What is needed
How many lines in the entries below contain "this"? Answer with the number only.

Source records
====================
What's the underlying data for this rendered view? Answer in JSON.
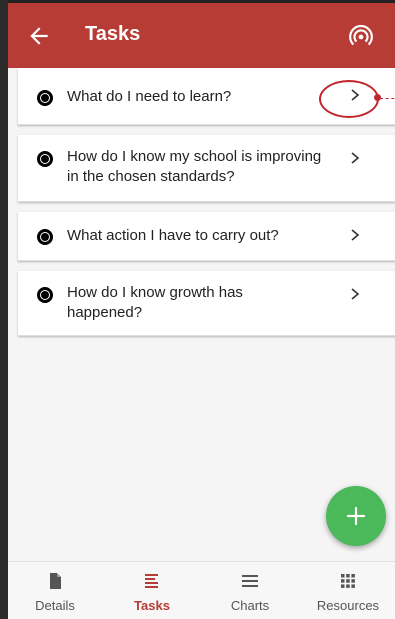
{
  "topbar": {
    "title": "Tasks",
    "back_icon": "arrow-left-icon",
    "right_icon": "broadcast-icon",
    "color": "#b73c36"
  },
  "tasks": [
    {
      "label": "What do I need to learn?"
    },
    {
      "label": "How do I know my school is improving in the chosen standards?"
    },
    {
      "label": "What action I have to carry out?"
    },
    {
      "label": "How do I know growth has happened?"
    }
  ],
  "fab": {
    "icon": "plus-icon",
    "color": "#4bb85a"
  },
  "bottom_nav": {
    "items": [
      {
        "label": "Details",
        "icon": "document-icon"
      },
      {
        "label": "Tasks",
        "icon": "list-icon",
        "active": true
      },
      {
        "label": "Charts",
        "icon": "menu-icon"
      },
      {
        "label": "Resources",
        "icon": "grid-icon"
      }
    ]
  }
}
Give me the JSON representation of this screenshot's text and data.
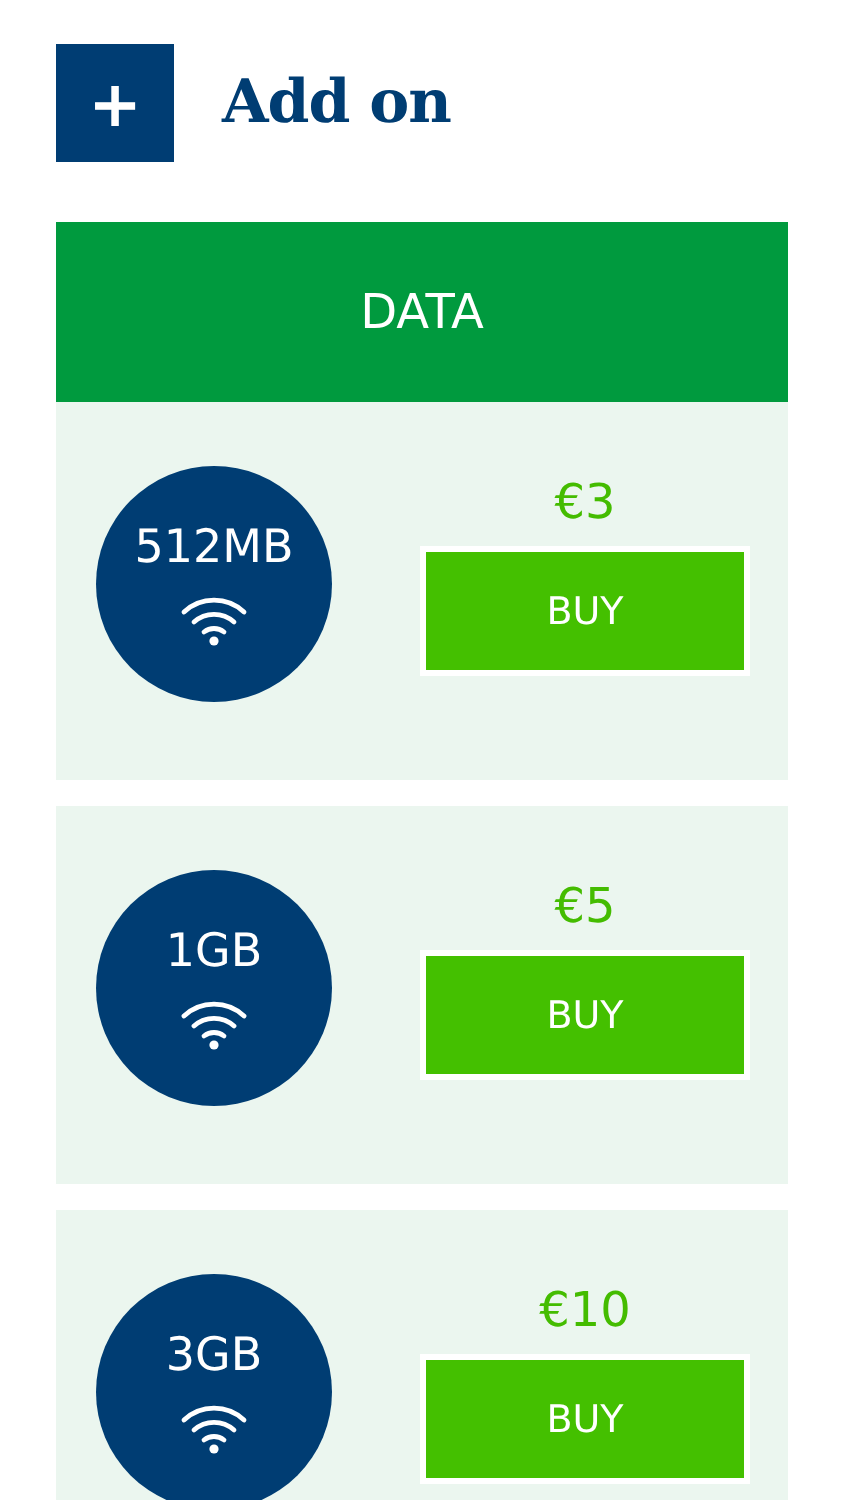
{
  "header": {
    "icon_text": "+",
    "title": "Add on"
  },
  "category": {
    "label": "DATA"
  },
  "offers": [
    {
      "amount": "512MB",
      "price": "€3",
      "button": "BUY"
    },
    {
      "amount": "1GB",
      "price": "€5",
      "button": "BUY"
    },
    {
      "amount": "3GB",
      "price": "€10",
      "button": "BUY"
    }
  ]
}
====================
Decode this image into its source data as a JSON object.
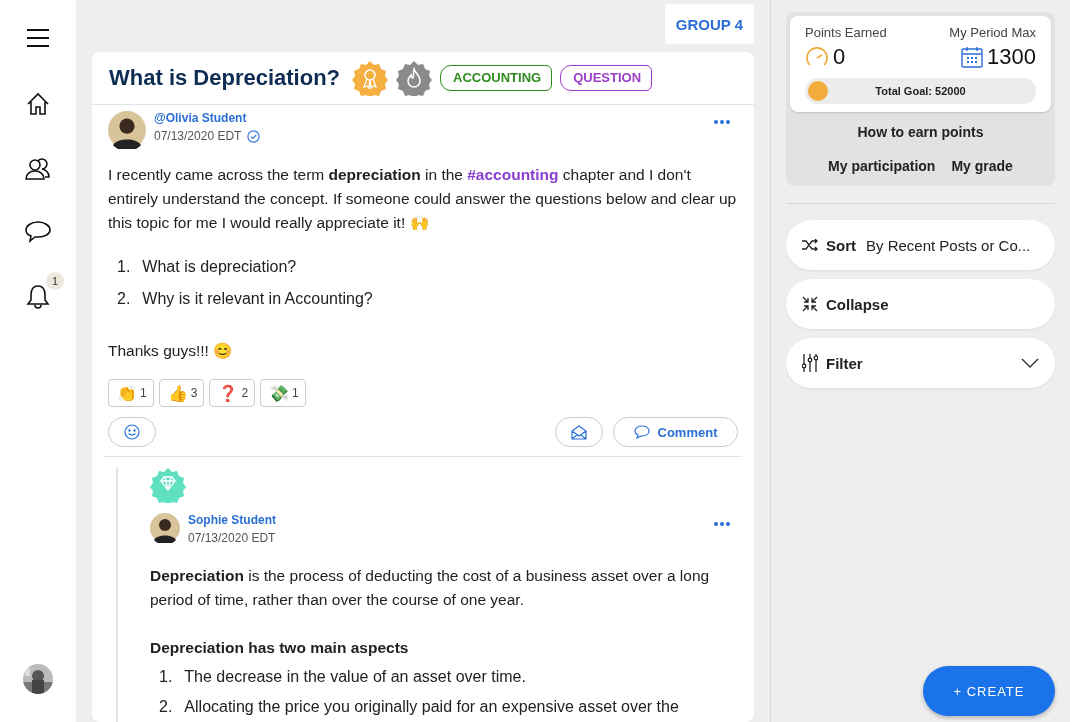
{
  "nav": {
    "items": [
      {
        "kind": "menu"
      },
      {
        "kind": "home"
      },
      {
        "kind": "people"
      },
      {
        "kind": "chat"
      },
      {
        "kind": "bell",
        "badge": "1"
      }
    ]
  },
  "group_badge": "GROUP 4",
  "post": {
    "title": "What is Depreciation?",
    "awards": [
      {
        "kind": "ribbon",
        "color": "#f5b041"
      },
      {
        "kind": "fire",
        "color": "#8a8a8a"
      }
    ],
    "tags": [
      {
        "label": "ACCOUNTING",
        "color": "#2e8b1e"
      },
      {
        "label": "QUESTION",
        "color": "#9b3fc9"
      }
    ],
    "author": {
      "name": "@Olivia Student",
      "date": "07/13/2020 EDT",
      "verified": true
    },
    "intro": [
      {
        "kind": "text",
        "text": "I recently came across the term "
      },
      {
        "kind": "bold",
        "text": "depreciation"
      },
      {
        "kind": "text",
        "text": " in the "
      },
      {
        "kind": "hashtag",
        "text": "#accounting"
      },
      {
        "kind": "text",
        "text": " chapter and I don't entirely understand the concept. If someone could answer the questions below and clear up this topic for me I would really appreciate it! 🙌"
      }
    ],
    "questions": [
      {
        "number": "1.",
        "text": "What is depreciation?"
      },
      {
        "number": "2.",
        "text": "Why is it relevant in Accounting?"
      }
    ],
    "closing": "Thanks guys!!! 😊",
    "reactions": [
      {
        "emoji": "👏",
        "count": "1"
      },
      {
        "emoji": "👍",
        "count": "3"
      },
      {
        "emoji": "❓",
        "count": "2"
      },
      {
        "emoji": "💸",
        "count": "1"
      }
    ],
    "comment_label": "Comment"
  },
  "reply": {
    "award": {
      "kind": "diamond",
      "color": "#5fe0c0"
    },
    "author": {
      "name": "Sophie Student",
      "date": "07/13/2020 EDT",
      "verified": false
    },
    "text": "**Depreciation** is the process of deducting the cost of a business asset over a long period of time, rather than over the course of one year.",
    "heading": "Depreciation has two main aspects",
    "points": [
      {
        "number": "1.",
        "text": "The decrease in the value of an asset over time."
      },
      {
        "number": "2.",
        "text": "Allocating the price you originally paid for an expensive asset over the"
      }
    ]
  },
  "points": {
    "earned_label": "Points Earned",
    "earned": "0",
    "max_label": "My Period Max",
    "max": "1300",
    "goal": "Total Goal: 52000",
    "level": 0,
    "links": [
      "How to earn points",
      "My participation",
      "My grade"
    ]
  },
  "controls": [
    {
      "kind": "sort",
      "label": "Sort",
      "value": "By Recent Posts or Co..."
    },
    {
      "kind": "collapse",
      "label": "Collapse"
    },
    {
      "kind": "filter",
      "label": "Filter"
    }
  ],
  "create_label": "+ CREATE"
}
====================
Written solution
4